Conduct for Members to Follow

AMI members should adhere to the following general guidelines when participating in AMI activities:

  • Do not discuss current or future prices or costs.
  • Do not discuss what is a fair profit level.
  • Do not discuss an increase or a decrease in price.
  • Do not discuss standardizing or stabilizing prices.
  • Do not discuss pricing procedures.
  • Do not discuss credit terms.
  • Do not discuss controlling sales.
  • Do not discuss banning or otherwise restricting legitimate advertising by competitors.
  • Do not discuss allocating customers or markets to or among competitors.
  •  Do not complain to a competitor that its prices constitute unfair trade practices.
  • Do not ask competitors why a past bid was so low, or to describe the basis for a past bid.
  • Do not discuss refusing to deal with a company because of its pricing or distribution practices.
  • Do not allow informal discussions of industry problems or issues to drift toward discussion of price fixing or boycotting.
  • Do not vote or act in your capacity as an AMI member with the intention to harm a competitor.

Legislative Efforts

Generally, a trade association can take a position on legislation, including urging members to vote for or otherwise support particular legislation as long as the legislation is relevant to the member's business interests. Other types of organizations can present at our meetings with regard to legislation but the AMI cannot tell or in any way coerce its members to take a particular action.

The same is not true of candidates for office. A not-for-profit association cannot directly support or encourage support of a candidate. To do that, they have to form a separate political action committee (PAC) that operates with voluntary independent member contributions, not membership dues. Normally, antitrust laws don't affect political activity of either kind. It is more a matter of staying within the scope of the AMI’s purpose as a nonprofit organization.
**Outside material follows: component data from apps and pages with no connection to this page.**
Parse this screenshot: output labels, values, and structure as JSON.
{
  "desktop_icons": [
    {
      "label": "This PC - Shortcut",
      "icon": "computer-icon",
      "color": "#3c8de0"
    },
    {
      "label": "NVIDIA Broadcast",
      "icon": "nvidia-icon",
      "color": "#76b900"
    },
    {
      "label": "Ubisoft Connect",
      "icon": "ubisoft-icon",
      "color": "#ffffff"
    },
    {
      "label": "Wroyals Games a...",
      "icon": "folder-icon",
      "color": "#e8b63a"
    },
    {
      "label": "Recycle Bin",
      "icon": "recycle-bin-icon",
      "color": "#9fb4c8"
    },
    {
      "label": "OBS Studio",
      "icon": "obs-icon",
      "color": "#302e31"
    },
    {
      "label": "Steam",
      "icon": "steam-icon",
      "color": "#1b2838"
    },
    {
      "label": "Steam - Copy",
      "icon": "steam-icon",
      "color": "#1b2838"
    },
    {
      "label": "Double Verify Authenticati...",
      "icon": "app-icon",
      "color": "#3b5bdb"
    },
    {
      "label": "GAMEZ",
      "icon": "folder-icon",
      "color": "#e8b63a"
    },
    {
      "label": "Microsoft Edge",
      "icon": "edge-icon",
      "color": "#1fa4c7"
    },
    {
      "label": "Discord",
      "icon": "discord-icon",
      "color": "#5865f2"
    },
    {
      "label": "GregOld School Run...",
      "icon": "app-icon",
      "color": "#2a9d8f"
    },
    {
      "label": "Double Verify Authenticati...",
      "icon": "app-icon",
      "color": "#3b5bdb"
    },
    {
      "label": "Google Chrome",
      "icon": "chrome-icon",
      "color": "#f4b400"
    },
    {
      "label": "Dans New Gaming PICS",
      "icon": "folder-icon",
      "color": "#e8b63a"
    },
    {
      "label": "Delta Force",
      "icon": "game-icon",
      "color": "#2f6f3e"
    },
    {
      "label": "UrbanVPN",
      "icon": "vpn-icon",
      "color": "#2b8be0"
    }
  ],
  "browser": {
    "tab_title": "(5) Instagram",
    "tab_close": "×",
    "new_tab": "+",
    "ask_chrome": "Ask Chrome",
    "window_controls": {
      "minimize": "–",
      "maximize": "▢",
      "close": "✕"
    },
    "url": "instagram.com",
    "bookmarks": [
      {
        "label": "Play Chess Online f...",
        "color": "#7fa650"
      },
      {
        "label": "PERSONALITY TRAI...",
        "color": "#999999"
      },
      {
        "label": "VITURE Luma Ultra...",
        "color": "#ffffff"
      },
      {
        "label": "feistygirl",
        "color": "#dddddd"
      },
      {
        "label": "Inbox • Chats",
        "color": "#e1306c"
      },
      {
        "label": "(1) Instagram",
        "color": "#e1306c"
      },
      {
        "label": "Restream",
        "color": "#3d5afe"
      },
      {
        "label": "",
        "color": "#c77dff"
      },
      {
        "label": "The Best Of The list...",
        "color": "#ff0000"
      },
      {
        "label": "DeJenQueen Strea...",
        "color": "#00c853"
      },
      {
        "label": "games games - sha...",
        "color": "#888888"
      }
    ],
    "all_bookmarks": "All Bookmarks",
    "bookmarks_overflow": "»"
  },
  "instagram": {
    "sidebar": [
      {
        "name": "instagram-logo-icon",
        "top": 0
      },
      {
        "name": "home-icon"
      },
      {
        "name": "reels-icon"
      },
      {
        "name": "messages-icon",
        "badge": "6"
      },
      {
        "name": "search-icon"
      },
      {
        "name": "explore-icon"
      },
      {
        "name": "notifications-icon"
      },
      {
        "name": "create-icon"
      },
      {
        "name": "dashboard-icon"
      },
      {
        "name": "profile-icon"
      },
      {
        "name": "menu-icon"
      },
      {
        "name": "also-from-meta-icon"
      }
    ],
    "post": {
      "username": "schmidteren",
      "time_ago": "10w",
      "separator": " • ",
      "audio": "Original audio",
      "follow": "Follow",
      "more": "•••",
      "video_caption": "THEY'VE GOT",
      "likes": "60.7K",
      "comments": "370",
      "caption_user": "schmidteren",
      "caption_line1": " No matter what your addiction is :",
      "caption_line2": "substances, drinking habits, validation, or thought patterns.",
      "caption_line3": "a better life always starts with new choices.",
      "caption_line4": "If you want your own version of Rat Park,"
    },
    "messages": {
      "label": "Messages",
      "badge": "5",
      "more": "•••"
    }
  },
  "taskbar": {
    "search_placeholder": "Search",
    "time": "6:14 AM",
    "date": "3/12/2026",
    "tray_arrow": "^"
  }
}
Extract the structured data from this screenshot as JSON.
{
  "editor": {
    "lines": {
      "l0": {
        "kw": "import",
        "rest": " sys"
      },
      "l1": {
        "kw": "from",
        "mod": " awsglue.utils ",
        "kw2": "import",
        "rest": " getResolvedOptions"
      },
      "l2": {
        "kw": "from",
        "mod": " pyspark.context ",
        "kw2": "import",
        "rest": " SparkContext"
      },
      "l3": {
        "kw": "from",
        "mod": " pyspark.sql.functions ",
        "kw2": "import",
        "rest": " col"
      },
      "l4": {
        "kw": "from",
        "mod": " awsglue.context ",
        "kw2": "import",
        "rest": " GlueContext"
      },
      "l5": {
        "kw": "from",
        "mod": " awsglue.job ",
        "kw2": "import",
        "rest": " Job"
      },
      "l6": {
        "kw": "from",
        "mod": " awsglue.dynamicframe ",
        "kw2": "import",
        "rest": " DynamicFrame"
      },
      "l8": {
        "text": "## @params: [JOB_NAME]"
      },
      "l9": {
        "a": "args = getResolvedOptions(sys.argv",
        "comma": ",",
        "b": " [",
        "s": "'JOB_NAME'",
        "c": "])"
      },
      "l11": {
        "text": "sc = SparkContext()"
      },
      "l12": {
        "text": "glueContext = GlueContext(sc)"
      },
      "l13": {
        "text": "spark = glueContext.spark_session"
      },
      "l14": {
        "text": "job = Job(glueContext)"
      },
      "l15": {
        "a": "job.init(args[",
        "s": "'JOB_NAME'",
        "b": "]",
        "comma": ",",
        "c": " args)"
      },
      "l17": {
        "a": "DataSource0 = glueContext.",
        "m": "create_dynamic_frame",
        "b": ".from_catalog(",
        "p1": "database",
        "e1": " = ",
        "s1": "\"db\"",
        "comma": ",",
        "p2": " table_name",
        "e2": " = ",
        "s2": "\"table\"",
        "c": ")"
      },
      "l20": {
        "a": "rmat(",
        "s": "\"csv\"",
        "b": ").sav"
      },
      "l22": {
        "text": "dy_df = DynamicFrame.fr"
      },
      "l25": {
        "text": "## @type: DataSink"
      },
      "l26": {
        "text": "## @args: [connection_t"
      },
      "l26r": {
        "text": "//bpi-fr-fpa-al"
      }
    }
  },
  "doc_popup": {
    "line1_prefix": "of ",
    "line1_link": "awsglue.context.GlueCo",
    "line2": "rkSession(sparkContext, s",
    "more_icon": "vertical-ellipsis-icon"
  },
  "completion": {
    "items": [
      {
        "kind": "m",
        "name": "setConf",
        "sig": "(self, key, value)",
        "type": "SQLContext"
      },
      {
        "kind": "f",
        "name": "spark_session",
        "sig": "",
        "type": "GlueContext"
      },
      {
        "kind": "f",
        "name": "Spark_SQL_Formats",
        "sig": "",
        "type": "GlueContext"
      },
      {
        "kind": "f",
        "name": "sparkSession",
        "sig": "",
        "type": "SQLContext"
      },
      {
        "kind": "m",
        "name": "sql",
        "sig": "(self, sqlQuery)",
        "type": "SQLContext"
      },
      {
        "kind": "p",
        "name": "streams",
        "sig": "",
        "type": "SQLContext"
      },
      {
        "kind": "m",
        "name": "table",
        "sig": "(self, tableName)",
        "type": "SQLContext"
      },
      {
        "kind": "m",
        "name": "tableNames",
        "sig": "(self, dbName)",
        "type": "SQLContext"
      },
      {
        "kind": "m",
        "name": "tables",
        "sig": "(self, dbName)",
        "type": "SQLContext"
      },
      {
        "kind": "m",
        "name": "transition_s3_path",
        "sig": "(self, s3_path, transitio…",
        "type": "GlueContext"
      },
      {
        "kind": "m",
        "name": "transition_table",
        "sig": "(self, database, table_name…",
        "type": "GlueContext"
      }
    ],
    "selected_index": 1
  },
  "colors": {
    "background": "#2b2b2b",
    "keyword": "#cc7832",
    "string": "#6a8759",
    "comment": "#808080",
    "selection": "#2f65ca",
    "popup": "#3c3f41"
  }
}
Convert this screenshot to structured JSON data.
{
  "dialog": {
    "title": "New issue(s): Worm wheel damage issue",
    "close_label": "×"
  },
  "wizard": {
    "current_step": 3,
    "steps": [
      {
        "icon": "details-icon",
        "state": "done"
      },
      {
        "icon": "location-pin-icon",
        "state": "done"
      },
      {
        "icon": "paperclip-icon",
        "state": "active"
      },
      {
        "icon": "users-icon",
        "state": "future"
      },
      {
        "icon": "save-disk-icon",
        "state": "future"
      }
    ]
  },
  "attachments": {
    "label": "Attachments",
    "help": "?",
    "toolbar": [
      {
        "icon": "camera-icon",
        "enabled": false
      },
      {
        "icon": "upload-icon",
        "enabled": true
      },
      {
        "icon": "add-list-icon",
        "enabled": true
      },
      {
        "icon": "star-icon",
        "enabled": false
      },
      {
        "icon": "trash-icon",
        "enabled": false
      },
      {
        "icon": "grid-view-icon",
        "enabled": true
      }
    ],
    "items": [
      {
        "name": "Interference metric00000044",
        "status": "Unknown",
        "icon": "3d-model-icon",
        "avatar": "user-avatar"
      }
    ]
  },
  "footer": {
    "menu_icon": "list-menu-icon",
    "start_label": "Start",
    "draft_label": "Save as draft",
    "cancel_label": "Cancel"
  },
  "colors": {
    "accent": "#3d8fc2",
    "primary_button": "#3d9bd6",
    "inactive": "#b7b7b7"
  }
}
A Trade Association Is Not a Labor Union

The manners in which a trade association can address industry issues are information, education and promotion. Actions such as collective bargaining, standardizing fees/wages, and boycotting are allowable only within the contractual relationship of a labor union and an employer. For example, The Animation Guild Local 839 negotiates wages, benefits, and work conditions for many creative artists employed in Hollywood California. The Graphic Artists Guild (GAG) is organized as a union so that [they] may act collectively and advocate for artists' rights in the political arena [quoted from]. The AMI is not a labor union; we are a 501(c)(6) trade association.

Further reading

Willard K. Tom: Antitrust and Trade Associations (speech). 31st Annual Symposium on Associations and Antitrust, February 22, 1995

Antitrust Guidelines for Collaborations Among Competitors Issued by the Federal Trade Commission and the U.S. Department of Justice, April 2000

Statement of Department of Justice and Federal Trade Commission Enforcement Policy on Provider Participation In Exchanges of Price and Cost Information.

Jon Leibowitz: The Good, the Bad and the Ugly: Trade Associations and Antitrust (speech). American Bar Association, Antitrust Spring Meeting, Washington, DC, March 30, 2005.